Maybe dyeing isn’t the right word to describe the process you see in the bowl.  Staining might be more like it.  Some of the fabrics I’ve been working with lately are a bit too WHITE for my taste.  And, I had this set of blue linen napkins that I’ve been working with and wondered what I could do to give them some visual interest.  Yes, the weave is nice.  The color is nice.  It’s just a bit flat.  And, I admit to being spoiled by using hand-dyed fabrics; I’ve gotten accustomed to their subtle variations.  blackberry dyeingSo, I had some blackberries we weren’t eating as fast as we should, I boiled them with some water in the microwave, and added some fabrics.  If you think you see bits of berries in the bowl, you are right.  I’m hoping for a mottled effect.

I love hand-dyed fabrics.  I’ve said that before.  But I don’t like the chemical nature of synthetic dyes and the equipment needed to dye my own fabric.  However, I have recently embraced watercolors on fabric and like to alter the color a bit myself.  So, natural recoloring might be something I can do with rust and berries and nuts and dirt.  Think of it as a country girl’s approach to hand-dyes.

Stay tuned for the outcome.

Piecing Pleasures

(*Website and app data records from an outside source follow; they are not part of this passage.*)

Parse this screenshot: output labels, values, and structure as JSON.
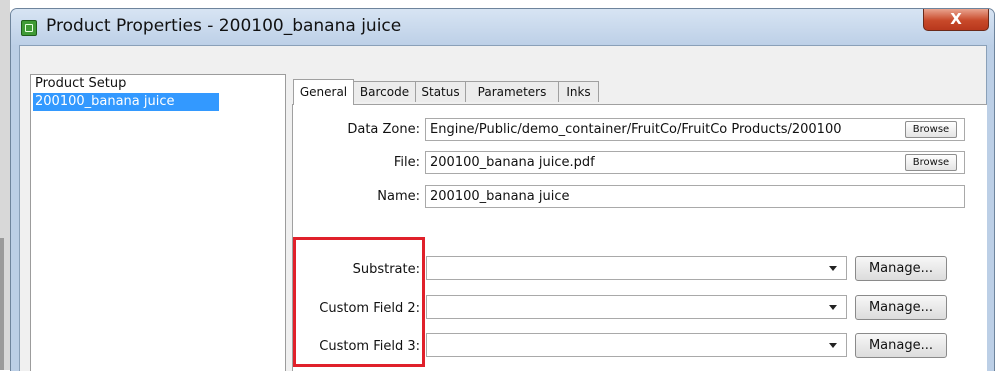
{
  "window": {
    "title": "Product Properties - 200100_banana juice",
    "close_glyph": "X"
  },
  "tree": {
    "items": [
      {
        "label": "Product Setup"
      },
      {
        "label": "200100_banana juice",
        "selected": true
      }
    ]
  },
  "tabs": [
    {
      "label": "General",
      "active": true
    },
    {
      "label": "Barcode"
    },
    {
      "label": "Status"
    },
    {
      "label": "Parameters"
    },
    {
      "label": "Inks"
    }
  ],
  "general": {
    "data_zone": {
      "label": "Data Zone:",
      "value": "Engine/Public/demo_container/FruitCo/FruitCo Products/200100",
      "browse": "Browse"
    },
    "file": {
      "label": "File:",
      "value": "200100_banana juice.pdf",
      "browse": "Browse"
    },
    "name": {
      "label": "Name:",
      "value": "200100_banana juice"
    },
    "fields": [
      {
        "label": "Substrate:",
        "value": "",
        "manage": "Manage..."
      },
      {
        "label": "Custom Field 2:",
        "value": "",
        "manage": "Manage..."
      },
      {
        "label": "Custom Field 3:",
        "value": "",
        "manage": "Manage..."
      }
    ]
  },
  "colors": {
    "selection": "#3399ff",
    "highlight_box": "#e0202a",
    "close_button": "#c8492a"
  },
  "icons": {
    "app": "app-icon",
    "close": "close-icon",
    "dropdown": "chevron-down-icon"
  }
}
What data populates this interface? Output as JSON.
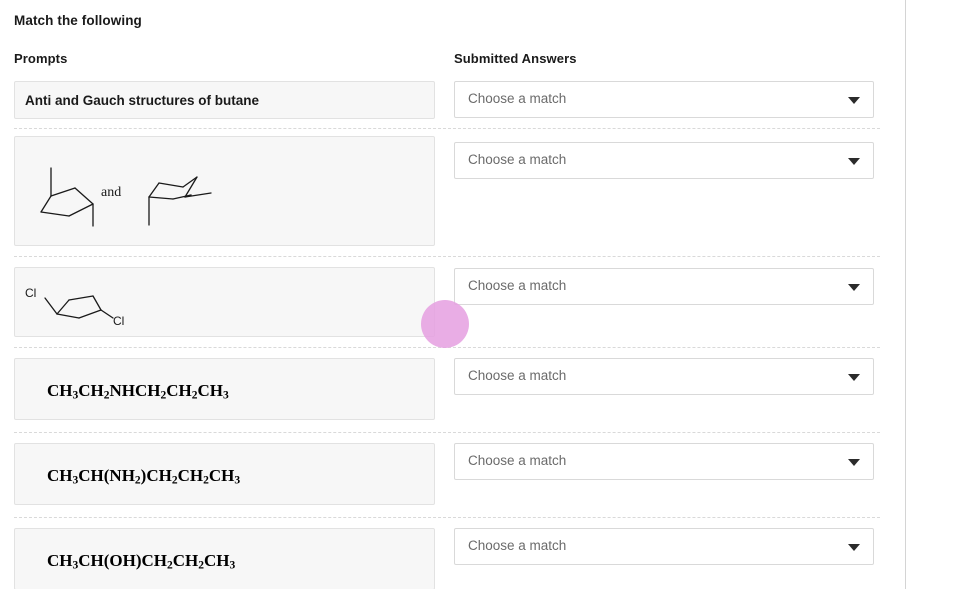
{
  "header": {
    "title": "Match the following"
  },
  "columns": {
    "prompts_label": "Prompts",
    "answers_label": "Submitted Answers"
  },
  "dropdown": {
    "placeholder": "Choose a match",
    "caret_icon": "chevron-down-icon"
  },
  "rows": [
    {
      "kind": "text",
      "prompt": "Anti and Gauch structures of butane",
      "answer": "Choose a match"
    },
    {
      "kind": "structure",
      "structure_name": "butane-anti-and-gauche-conformers",
      "conjunction": "and",
      "answer": "Choose a match"
    },
    {
      "kind": "structure",
      "structure_name": "dichlorocyclohexane-chair-structure",
      "label_left": "Cl",
      "label_right": "Cl",
      "answer": "Choose a match"
    },
    {
      "kind": "formula",
      "formula_html": "CH<sub>3</sub>CH<sub>2</sub>NHCH<sub>2</sub>CH<sub>2</sub>CH<sub>3</sub>",
      "formula_text": "CH3CH2NHCH2CH2CH3",
      "answer": "Choose a match"
    },
    {
      "kind": "formula",
      "formula_html": "CH<sub>3</sub>CH(NH<sub>2</sub>)CH<sub>2</sub>CH<sub>2</sub>CH<sub>3</sub>",
      "formula_text": "CH3CH(NH2)CH2CH2CH3",
      "answer": "Choose a match"
    },
    {
      "kind": "formula",
      "formula_html": "CH<sub>3</sub>CH(OH)CH<sub>2</sub>CH<sub>2</sub>CH<sub>3</sub>",
      "formula_text": "CH3CH(OH)CH2CH2CH3",
      "answer": "Choose a match"
    }
  ],
  "cursor": {
    "name": "cursor-highlight",
    "color": "#e59fe0"
  }
}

featherweightToday was a day with much time on the phone and on the computer.  Arranging details for upcoming events, paying bills, scheduling things.  Frustrating all.

And, seemingly accomplishing nothing.

But then I went into my sewing room for an hour or so.  I cut up some fabric and sewed it back together.  Now I’m myself again.

It was a simple design…one I’ve done before, but just refining the size of the block for another project.  But the pressing of the fabric, the slicing with a sharp rotary cutter, the sewing back together again, the hum of the machine.  Is there anyone who doesn’t find this process comforting?

I know, there are people who break out in hives just hearing about this.  But those are people who like to clean house and pull weeds, I think.  I love to sew!

I think I should reiterate that I was using a really simple forgiving pattern that does not involve matching intersections or tedious measuring.  Though those kinds of projects are rewarding too, today I needed improvisational bliss!  I oversized the pieces, sewed with a casual seam allowance, and trimmed to fit.  Pure pleasure!

The Peddler’s Quilt

Mr. GlazeThis gentleman is Mr. Luther Glaze, a peddler who sold fabric to my husband’s grandmother, Zelema, in the 1920’s and 30’s. Once a week, Mr. Glaze arrived  in his truck, his wares protected with a canvas cover.  “Granny Zee” never paid him with money, but with butter and eggs from her farm.

"Sadie Belle's Scrap Baskets", 2007. Made from scraps from my mother-in-law's mother's fabrics. Zelma Carter bought these from a peddler, Luther Glaze. She never paid cash, but paid him with butter and eggs. All fabrics except the white bacground came from her 1930's stash.

 

 

 

 

 

 

The quilt here, “Granny Zee’s Scrap Baskets,” is one I made in 2007 using fabrics left from some of Zee’s sewing.  Her daughter, Sadie Belle, was my mother-in-law.  In her twilight years, Ms. Sadie found a large bag of scraps and offered them to me to “use in a quilt.”  I washed, ironed, and sorted some 69 different prints.  Many of them were from feedsacks, some were fabrics Ms. Sadie recognized as being a school dress for her or an apron for her mother.  The remnants I had were often the negative space that resulted from cutting pieces for clothing; a shirt front, a sleeve, a collar from a child’s dress.

I delighted in the fabrics and thought egg baskets to be an appropriate block.  Using a solid white fabric as the background, I pieced the entire quilt using Zee’s scraps.  I made a wall hanging and worked quickly to complete the quilt, knowing Ms. Sadie’s memory was fading every day.  She treasured it and shared memories from the fabrics every time we looked at it together.

Sitting on Mama G's back porch with her and stitching on her quilt.

Ms. Sadie had some moments of anxiety and anger with her dementia, but my sewing basket seemed to calm her.  As it always calms me.

One might question, as I did, why the family had a framed photo of the peddler.  Asked, but not answered.